# Given entries

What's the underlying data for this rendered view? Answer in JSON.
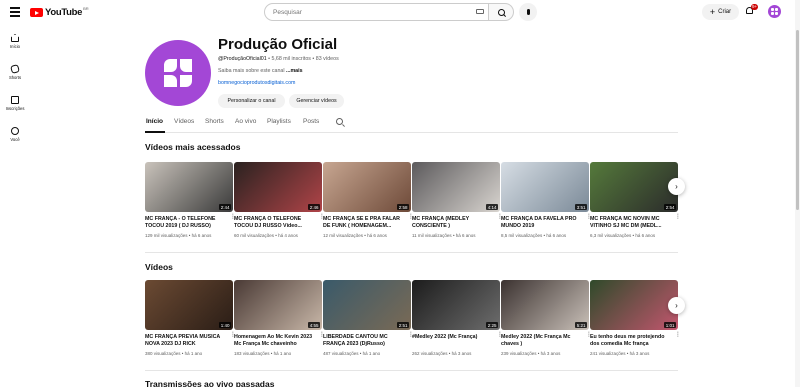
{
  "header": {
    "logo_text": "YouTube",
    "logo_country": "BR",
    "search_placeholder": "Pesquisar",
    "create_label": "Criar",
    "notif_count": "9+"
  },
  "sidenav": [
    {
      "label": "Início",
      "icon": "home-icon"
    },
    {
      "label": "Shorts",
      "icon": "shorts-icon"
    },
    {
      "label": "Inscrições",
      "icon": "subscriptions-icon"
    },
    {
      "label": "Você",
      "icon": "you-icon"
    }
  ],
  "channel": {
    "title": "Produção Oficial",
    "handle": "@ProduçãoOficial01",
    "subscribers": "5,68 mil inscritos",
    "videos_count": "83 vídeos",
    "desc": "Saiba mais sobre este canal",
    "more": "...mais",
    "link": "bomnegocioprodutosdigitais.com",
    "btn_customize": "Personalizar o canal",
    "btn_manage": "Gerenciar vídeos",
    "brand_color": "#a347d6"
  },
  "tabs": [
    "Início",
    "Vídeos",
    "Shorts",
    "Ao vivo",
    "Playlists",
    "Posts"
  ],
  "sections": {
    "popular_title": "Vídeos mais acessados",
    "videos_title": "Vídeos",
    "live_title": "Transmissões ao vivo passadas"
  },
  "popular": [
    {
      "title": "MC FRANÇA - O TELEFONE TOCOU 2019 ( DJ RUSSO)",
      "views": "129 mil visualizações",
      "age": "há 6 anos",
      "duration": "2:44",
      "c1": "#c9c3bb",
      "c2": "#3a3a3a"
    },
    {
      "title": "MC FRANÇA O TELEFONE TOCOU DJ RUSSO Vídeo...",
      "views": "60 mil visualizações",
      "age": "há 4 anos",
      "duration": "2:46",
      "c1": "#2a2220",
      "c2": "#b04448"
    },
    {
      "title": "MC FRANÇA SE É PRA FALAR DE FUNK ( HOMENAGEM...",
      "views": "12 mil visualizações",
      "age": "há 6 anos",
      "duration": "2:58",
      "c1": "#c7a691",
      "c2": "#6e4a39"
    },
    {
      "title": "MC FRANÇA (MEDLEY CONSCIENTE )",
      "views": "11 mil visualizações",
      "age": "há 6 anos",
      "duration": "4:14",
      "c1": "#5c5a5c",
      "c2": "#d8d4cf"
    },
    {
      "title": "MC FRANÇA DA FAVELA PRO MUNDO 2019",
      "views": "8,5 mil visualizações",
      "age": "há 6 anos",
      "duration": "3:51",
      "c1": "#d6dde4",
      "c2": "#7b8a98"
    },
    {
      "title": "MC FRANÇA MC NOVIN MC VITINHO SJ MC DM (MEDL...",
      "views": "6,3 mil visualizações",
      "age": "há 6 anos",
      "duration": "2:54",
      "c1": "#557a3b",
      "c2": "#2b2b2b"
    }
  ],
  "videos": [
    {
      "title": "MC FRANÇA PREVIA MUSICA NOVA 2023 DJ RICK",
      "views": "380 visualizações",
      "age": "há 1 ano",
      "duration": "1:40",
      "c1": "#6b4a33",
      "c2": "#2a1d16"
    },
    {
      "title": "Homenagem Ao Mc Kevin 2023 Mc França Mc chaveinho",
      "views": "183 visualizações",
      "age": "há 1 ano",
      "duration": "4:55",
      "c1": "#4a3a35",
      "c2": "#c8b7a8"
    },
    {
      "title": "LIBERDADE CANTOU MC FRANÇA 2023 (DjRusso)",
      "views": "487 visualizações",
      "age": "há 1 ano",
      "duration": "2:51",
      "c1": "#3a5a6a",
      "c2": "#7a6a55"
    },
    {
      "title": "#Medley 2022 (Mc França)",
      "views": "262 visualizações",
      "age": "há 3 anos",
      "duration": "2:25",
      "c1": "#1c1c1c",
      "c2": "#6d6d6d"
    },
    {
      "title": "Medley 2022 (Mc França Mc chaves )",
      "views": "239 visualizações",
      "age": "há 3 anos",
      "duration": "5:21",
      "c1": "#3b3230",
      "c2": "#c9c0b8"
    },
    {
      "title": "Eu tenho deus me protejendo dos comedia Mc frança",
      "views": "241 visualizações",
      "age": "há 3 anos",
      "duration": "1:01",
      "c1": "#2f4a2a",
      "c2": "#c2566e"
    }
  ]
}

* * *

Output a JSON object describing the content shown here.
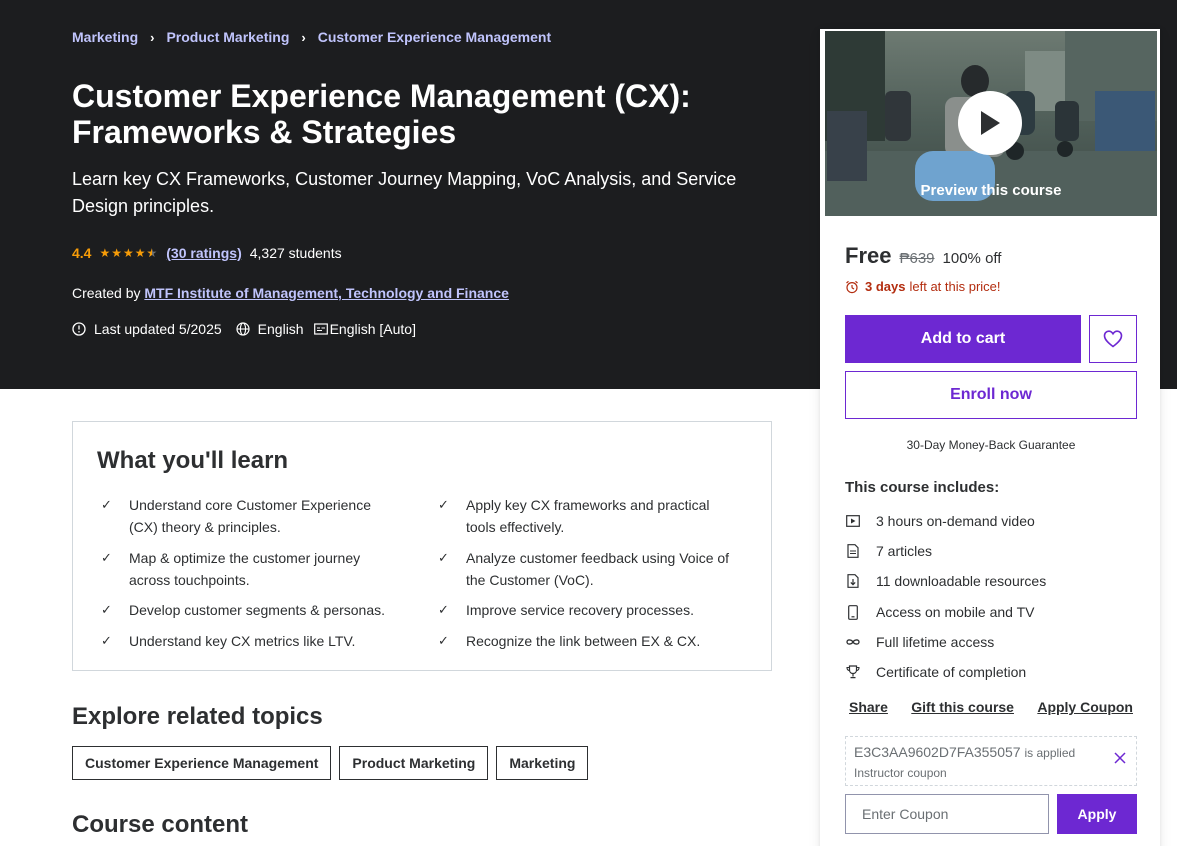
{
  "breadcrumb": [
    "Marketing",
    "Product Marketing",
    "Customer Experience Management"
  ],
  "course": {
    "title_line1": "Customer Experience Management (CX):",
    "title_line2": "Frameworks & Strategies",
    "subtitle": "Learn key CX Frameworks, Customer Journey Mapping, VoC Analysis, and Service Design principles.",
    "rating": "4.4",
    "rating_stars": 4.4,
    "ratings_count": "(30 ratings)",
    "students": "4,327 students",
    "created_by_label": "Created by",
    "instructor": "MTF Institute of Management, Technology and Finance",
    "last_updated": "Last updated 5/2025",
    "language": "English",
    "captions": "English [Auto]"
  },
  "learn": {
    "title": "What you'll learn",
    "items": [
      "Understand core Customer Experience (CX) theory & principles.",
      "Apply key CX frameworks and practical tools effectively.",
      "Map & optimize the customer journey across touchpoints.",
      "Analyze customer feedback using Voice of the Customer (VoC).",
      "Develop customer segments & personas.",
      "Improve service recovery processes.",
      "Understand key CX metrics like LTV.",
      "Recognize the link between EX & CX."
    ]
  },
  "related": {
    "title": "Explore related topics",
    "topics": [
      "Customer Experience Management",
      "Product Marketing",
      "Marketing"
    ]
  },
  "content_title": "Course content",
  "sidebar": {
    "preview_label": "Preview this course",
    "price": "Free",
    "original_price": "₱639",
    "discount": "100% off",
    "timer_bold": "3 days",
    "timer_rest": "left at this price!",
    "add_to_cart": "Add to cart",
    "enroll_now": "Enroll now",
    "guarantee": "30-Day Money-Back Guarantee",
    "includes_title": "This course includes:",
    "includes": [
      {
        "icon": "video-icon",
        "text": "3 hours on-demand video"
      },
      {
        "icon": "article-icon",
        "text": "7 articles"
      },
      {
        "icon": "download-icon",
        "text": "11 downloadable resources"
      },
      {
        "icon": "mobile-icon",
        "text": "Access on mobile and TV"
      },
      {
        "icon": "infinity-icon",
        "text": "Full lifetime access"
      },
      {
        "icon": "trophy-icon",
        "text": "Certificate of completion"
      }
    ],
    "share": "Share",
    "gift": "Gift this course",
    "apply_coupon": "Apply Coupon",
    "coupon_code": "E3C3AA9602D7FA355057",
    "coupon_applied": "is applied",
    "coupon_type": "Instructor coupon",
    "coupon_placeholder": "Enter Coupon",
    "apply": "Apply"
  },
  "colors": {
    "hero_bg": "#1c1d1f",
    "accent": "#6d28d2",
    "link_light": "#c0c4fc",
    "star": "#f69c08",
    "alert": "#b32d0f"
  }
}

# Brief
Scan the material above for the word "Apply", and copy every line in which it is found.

# Your response
      "Apply key CX frameworks and practical tools effectively.",
    "apply_coupon": "Apply Coupon",
    "apply": "Apply"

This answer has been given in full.